Type

Journal Article

Authors

John A Woolliams
Richard S Clifton-Hadley
Andy P Mitchell
Stephen C Bishop
Elizabeth J Glass
Sara H Downs
Mike Coffey
Isabella Higgins
Ian MS White
Donagh P. Berry
and 5 others

Subjects

Microbiology

Topics
irish population mycobacterium bovis bovine tuberculosis tb great britain irish great britain bovine tuberculosis genetic variation infection resistance holstein friesian sensitivity and specificity epidemiology britain and ireland

Evidence for genetic variance in resistance to tuberculosis in Great Britain and Irish Holstein-Friesian populations (2011)
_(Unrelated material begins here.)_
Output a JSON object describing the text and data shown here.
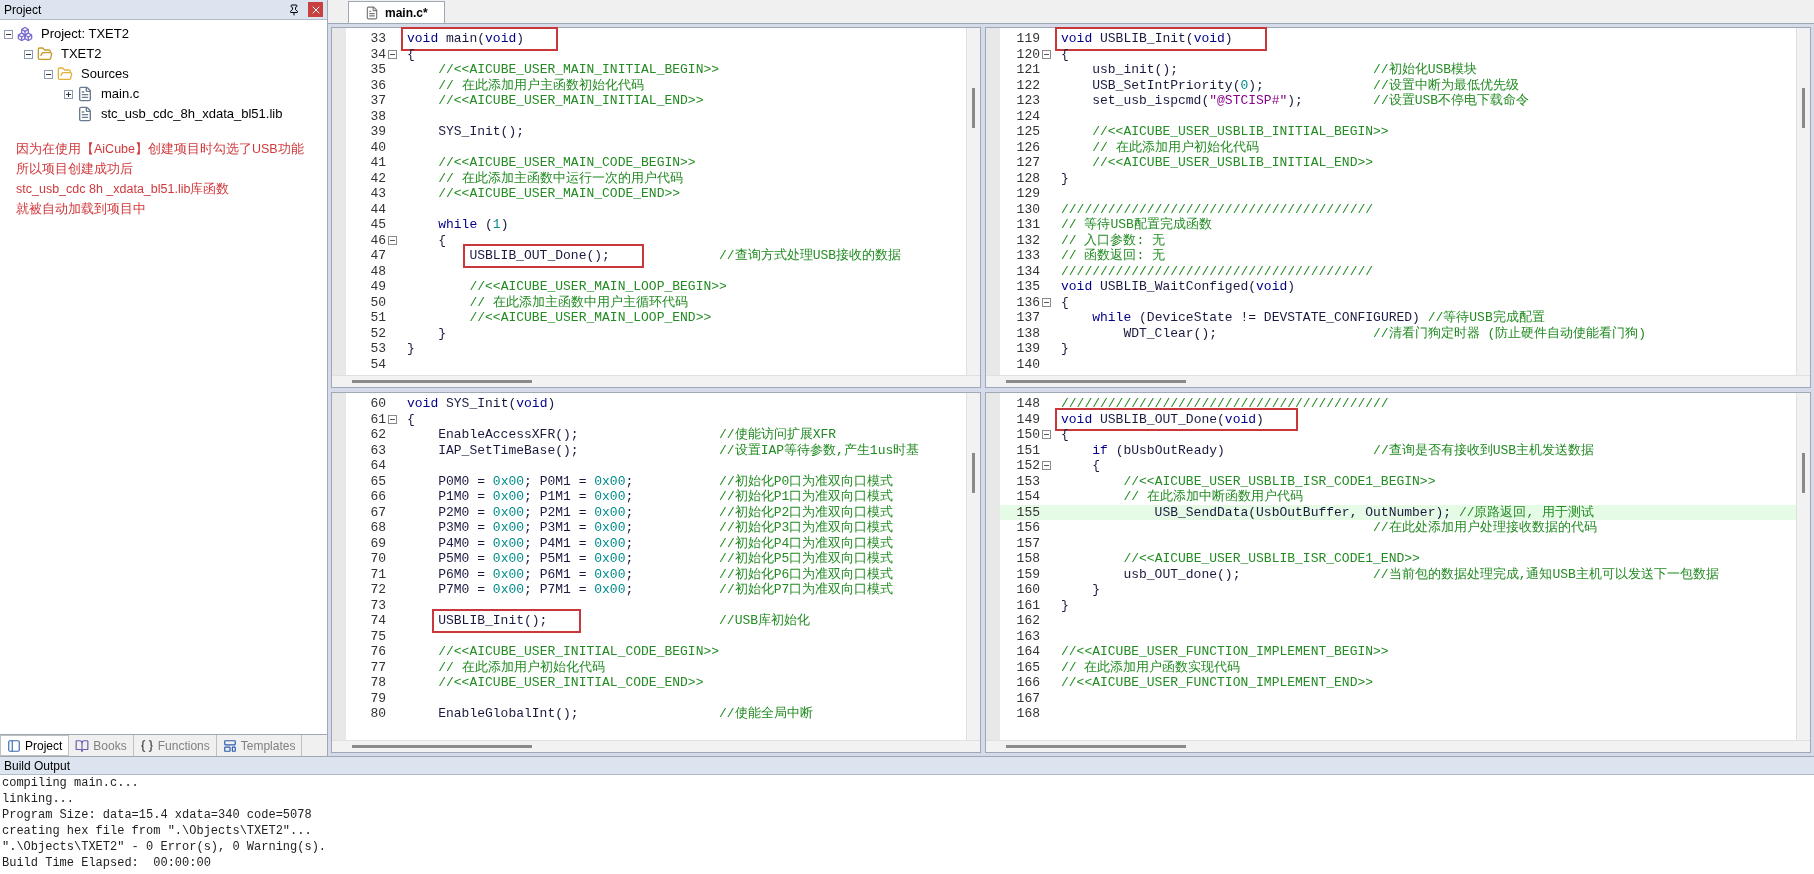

Abstract Background: Here, we jointly summarise scientific evidence for genetic variation in resistance to infection with Mycobacterium bovis, the primary agent of bovine tuberculosis (TB), provided by two recent and separate studies of Holstein-Friesian dairy cow populations in Great Britain (GB) and Ireland. Methods: The studies quantified genetic variation within archived data from field and abattoir surveillance control programmes within each country. These data included results from the single intradermal comparative tuberculin test (SICTT), abattoir inspection for TB lesions and laboratory confirmation of disease status. Threshold animal models were used to estimate variance components for responsiveness to the SICTT and abattoir confirmed M. bovis infection. The link functions between the observed 0/1 scale and the liability scale were the complementary log-log in the GB, and logit link function in the Irish population. Results and discussion: The estimated heritability of susceptibility to TB, as judged by responsiveness to the SICTT, was 0.16 (0.012) and 0.14 (0.025) in the GB and Irish populations, respectively. For abattoir or laboratory confirmation of infection, estimates were 0.18 (0.044) and 0.18 (0.041) from the GB and the Irish populations, respectively. Conclusions: Estimates were all significantly different from zero and indicate that exploitable variation exists among GB and Irish Holstein Friesian dairy cows for resistance to TB. Epidemiological analysis suggests that factors such as variation in exposure or imperfect sensitivity and specificity would have resulted in underestimation of the true values.
Collections Ireland -> University College Dublin -> Veterinary Medicine Research Collection (superseded in 2015)
Ireland -> Teagasc -> Teagasc publications in Biomed Central
Ireland -> Teagasc -> Other Teagasc Research
Ireland -> University College Dublin -> Institutes and Centres
Ireland -> Teagasc -> Animal & Bioscience
Ireland -> University College Dublin -> College of Agriculture, Food Science and Veterinary Medicine (superseded in 2015)
Ireland -> University College Dublin -> School of Veterinary Medicine (superseded in 2015)
Ireland -> University College Dublin -> Centre for Veterinary Epidemiology and Risk Analysis (CVERA)
Ireland -> Teagasc -> Animal & Bioscience
Ireland -> Teagasc -> Animal & Grassland Research & Innovation Programme
Ireland -> University College Dublin -> CVERA Research Collection
Ireland -> Teagasc -> Other Teagasc Research
Ireland -> Teagasc -> Teagasc publications in Biomed Central
Ireland -> Teagasc -> Animal & Grassland Research & Innovation Programme

Full list of authors on original publication

John A Woolliams, Richard S Clifton-Hadley, Andy P Mitchell, Stephen C Bishop, Elizabeth J Glass, Sara H Downs, Mike Coffey, Isabella Higgins, Ian MS White, Donagh P. Berry and 5 others

Experts in our system

 
2
Isabella M. Higgins
Teagasc
Total Publications: 13
 
3
D P Berry
Teagasc
Total Publications: 215